Could you filter the data below down to the lines that hold the word "JSON"?

Items from a dataset
--
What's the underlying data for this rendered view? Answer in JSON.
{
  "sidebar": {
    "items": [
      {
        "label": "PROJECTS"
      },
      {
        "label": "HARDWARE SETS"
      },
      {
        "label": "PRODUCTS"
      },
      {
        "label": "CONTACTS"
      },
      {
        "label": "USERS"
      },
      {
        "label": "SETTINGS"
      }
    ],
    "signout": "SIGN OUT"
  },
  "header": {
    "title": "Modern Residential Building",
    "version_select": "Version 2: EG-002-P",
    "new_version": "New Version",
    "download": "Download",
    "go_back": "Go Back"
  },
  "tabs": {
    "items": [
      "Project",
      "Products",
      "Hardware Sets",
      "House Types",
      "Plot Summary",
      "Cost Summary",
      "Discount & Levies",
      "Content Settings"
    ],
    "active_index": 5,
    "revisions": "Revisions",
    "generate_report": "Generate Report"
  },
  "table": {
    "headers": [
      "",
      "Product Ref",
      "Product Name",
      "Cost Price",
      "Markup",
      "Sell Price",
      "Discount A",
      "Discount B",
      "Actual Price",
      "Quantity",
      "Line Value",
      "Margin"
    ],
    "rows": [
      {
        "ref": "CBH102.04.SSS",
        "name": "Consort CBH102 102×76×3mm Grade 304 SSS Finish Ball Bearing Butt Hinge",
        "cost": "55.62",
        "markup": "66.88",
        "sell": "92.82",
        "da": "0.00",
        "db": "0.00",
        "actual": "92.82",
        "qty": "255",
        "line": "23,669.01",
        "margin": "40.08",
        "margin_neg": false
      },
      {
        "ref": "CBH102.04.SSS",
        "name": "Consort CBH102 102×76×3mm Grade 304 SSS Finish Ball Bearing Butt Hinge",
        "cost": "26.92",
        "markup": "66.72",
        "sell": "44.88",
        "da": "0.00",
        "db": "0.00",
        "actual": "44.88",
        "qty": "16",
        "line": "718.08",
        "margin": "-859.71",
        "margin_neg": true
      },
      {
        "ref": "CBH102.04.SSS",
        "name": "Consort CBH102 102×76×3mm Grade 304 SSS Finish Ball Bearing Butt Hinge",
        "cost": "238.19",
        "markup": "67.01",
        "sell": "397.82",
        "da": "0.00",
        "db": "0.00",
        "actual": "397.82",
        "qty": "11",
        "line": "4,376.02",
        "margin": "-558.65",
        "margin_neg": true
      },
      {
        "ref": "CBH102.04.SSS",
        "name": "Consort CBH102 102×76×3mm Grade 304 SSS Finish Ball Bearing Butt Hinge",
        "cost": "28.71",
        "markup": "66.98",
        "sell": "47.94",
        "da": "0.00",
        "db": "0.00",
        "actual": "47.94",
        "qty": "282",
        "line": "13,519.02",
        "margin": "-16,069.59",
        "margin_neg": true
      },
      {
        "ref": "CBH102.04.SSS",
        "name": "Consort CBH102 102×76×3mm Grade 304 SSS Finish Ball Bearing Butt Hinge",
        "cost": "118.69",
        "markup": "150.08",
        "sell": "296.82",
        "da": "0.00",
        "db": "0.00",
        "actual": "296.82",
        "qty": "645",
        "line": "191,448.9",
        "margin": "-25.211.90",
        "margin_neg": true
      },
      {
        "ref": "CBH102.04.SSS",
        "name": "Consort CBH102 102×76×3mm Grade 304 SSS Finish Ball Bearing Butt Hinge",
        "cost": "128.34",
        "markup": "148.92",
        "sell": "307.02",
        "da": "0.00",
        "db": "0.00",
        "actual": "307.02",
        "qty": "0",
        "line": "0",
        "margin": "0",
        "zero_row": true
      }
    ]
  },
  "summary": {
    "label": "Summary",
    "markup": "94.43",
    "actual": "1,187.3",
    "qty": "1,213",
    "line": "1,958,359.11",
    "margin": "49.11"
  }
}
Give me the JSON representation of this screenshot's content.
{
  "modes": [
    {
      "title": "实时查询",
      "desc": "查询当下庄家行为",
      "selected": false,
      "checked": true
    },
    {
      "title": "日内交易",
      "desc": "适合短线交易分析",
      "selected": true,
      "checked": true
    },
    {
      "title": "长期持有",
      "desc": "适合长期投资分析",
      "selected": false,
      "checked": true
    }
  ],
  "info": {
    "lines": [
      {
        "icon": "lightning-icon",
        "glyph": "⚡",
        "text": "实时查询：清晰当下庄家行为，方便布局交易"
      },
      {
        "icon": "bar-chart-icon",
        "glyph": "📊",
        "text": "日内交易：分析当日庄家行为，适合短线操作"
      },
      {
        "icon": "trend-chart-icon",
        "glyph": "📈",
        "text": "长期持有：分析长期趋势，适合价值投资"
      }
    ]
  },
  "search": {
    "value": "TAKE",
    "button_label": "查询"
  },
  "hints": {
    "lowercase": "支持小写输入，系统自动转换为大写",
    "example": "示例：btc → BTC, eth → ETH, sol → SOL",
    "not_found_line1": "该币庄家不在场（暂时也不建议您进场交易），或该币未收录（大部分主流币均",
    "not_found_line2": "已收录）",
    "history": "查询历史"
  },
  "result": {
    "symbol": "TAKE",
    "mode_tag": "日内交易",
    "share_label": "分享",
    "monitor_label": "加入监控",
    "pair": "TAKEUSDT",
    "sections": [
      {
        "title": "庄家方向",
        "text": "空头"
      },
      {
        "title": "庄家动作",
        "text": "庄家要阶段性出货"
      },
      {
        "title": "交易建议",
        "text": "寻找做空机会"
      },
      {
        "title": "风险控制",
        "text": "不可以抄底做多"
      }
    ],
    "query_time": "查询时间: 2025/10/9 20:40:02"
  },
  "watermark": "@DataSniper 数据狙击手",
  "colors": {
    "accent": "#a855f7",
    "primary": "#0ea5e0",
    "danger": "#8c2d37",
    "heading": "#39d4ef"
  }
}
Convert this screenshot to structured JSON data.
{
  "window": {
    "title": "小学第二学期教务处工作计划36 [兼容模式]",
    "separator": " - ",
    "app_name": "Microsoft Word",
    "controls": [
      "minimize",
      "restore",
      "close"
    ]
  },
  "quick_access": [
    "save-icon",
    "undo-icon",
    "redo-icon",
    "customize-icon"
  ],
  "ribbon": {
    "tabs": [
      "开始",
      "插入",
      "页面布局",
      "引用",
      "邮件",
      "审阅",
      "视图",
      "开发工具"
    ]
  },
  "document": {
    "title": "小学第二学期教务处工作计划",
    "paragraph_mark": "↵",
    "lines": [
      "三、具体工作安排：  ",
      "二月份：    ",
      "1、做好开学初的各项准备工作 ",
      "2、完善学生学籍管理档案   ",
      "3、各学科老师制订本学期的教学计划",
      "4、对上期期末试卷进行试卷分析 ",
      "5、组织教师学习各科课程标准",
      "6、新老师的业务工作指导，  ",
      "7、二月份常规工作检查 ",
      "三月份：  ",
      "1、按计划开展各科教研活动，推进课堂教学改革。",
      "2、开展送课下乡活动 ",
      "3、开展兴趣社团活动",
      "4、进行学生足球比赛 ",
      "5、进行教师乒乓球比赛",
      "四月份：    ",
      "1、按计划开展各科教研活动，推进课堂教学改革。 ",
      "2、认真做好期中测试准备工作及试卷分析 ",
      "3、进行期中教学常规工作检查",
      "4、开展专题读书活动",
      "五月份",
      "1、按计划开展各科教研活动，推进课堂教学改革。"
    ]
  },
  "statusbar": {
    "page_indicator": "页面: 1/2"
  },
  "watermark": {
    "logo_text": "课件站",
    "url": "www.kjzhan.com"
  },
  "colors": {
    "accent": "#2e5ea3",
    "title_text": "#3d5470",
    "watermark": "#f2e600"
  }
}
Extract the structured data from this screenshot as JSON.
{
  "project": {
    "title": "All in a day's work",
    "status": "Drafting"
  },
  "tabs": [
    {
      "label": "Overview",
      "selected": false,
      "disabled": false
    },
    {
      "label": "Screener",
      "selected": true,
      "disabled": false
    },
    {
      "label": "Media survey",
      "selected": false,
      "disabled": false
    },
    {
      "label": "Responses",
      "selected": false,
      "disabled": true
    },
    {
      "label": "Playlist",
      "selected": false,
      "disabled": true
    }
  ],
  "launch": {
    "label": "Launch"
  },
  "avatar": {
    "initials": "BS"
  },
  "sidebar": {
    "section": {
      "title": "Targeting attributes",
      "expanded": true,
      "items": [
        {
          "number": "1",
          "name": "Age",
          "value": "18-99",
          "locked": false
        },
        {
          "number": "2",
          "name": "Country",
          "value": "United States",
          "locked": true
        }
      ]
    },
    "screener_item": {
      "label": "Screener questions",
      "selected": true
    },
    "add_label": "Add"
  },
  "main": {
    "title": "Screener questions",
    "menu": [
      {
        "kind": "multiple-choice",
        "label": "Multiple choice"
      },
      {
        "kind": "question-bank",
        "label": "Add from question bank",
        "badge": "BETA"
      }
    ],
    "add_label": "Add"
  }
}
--
▸ Finished exercise:
What's the underlying data for this rendered view? Answer in JSON.
Give me the JSON representation of this screenshot's content.
Convert this screenshot to structured JSON data.
Extract the structured data from this screenshot as JSON.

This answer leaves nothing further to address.